The expectations were often grossly materialistic, as is evidenced by Papias's quotation as the words of the Lord of a group of sayings from the Apocalypse of Baruch, setting forth the amazing fruitfulness of the earth in the Messianic time.

In works of art Triptolemus appears mounted on a chariot (winged or drawn by dragons, symbols of the fruitfulness of the earth), with Demeter and Persephone handing him the implements of agriculture.

It seems unlikely, therefore, that as a system the Synthetic Philosophy will prove long-lived; but this hardly detracts from its fruitfulness as a source of suggestion, or from the historic influence of many of its conceptions on the culture of the age.

Aphrodite as the goddess of all fruitfulness in the animal and vegetable world is especially prominent.

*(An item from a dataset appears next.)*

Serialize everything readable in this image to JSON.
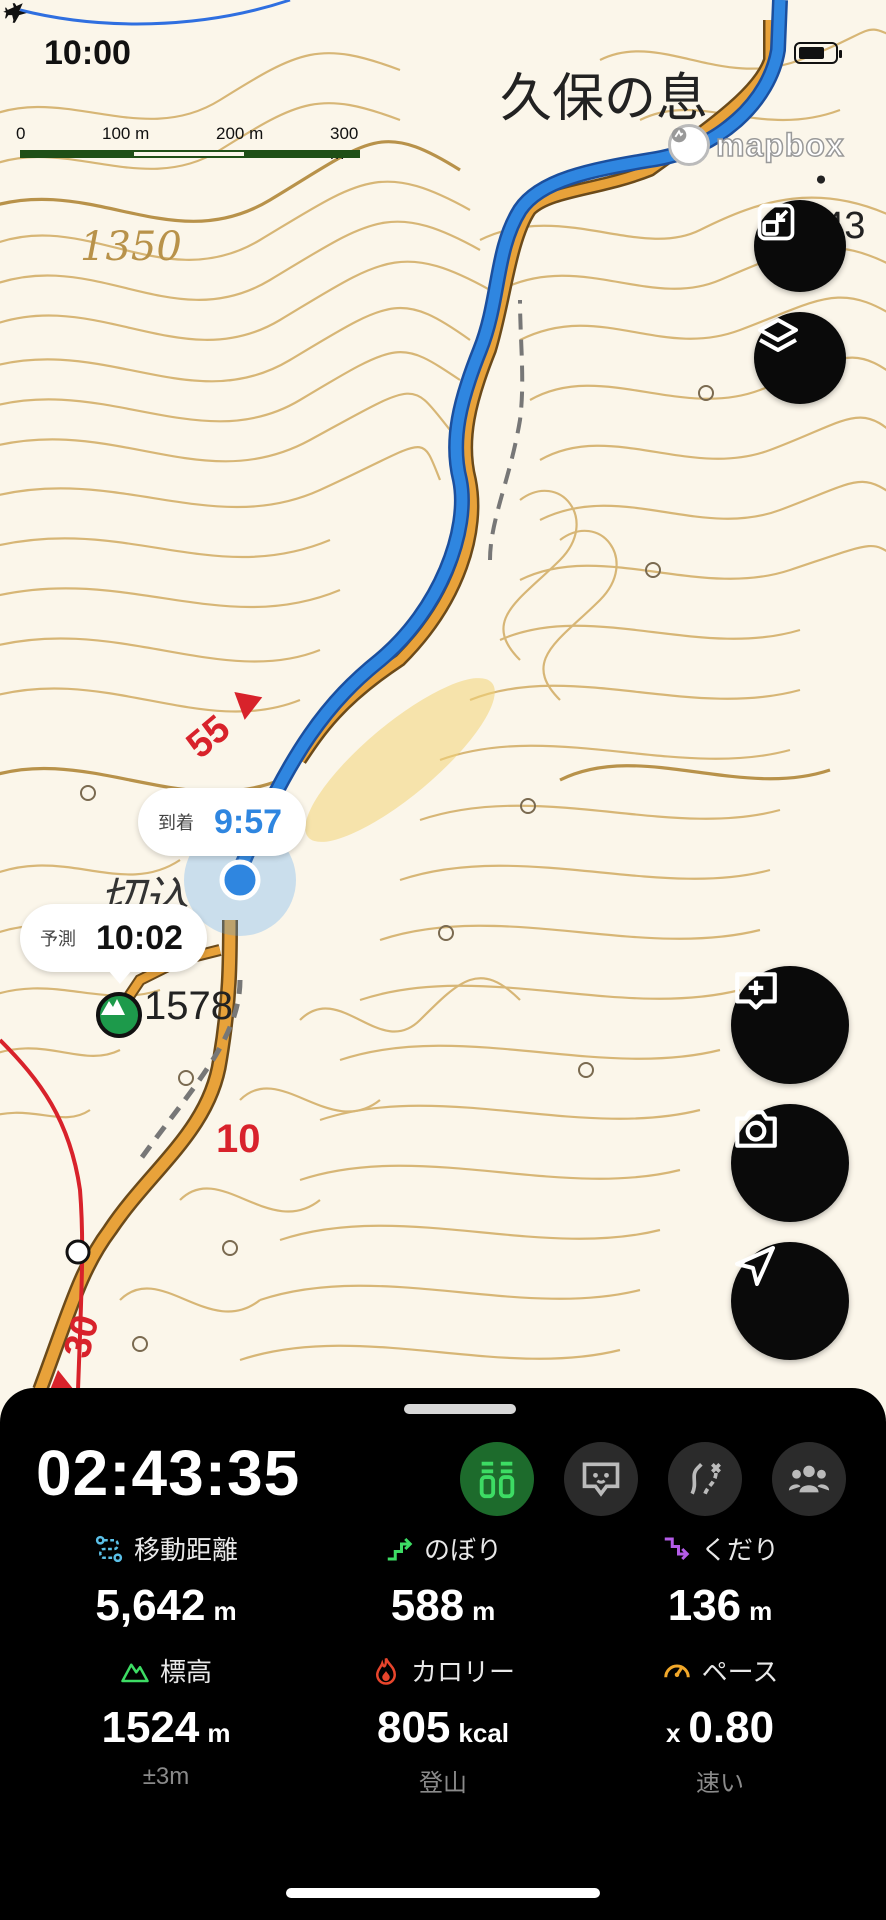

The earliest form of the Grail story, the Gawain- Bleheris version, exhibits a marked affinity with the characteristic features of the Adonis or Tammuz worship; we have a castle on the sea-shore, a dead body on a bier, the identity of which is never revealed, mourned over with solemn rites; a wasted country, whose desolation is mysteriously connected with the dead man, and which is restored to fruitfulness when the quester asks the meaning of the marvels he beholds (the two features of the weeping women and the wasted land being retained in versions where they have no significance); finally the mysterious food-providing, self-acting talisman of a common feast - one and all of these features may be explained as survivals of the Adonis ritual.